Speaking in Lagos in March this year, the Minister of State for Finance, Dr. Yerima Ngama, had said Nigeria would slash its domestic debt, which had been a source of concern for economists.

Ngama, who disclosed that it cost the government N699bn to service the debt in 2012, attributed the planned slashing to the move to reduce the debt to double-digit interest rates.

While there has been no success in reducing the external debt, the DMO data for the first quarter of 2013 showed that the government, however, reduced its domestic stock by N44.2bn during the period.

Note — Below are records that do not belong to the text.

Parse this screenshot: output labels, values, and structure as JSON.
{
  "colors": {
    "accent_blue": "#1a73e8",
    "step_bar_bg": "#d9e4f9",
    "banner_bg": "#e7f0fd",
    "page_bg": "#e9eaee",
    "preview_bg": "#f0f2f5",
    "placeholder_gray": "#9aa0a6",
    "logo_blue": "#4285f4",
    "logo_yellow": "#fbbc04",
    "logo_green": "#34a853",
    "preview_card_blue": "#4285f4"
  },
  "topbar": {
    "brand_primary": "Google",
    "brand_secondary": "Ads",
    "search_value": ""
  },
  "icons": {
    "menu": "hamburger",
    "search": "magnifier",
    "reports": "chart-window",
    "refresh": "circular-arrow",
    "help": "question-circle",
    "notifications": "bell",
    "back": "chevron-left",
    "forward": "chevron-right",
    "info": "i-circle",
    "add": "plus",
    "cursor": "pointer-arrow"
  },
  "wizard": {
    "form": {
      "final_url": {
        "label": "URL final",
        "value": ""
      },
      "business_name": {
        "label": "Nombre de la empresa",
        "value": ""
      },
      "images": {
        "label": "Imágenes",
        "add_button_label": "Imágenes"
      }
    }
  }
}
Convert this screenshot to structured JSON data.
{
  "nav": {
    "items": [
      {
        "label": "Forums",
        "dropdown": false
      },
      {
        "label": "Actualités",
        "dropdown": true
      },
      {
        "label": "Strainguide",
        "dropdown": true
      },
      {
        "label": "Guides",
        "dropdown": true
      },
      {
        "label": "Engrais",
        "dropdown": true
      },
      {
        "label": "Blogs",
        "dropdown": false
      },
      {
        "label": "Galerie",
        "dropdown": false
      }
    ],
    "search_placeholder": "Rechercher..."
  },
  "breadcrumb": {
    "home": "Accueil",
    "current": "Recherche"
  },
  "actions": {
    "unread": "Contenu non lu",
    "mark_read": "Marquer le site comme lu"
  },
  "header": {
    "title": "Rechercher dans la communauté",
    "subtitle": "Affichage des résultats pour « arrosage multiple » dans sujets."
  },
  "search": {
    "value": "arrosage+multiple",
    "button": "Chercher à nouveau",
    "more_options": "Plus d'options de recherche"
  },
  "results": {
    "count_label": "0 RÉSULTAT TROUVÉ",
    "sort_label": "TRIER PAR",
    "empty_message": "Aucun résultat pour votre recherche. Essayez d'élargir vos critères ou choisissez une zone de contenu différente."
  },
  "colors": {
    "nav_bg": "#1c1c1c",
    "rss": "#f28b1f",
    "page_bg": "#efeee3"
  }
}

As of December 31, 2012, the Federal Government’s domestic debt stock was N6.537tn with FGN bonds accounting for 62.41 per cent (N4.08tn) of the figure, while Treasury Bills and Treasury Bonds accounted for 32.47 per cent (N2.12tn) and 5.12 per cent (N334.56bn), respectively.

Latest data from the DMO, however, showed that as of March 31, 2013, the government’s domestic debt stock was N6.493tn.

A breakdown of the data, which was posted on the DMO website, indicates that FGN Bonds at N3.82tn now accounts for 58.84 per cent of the debt, while Treasury Bills (N2.34tn) and Treasury Bonds (N334bn) accounts for 36.01 per cent and 5.15 per cent of the amount, respectively.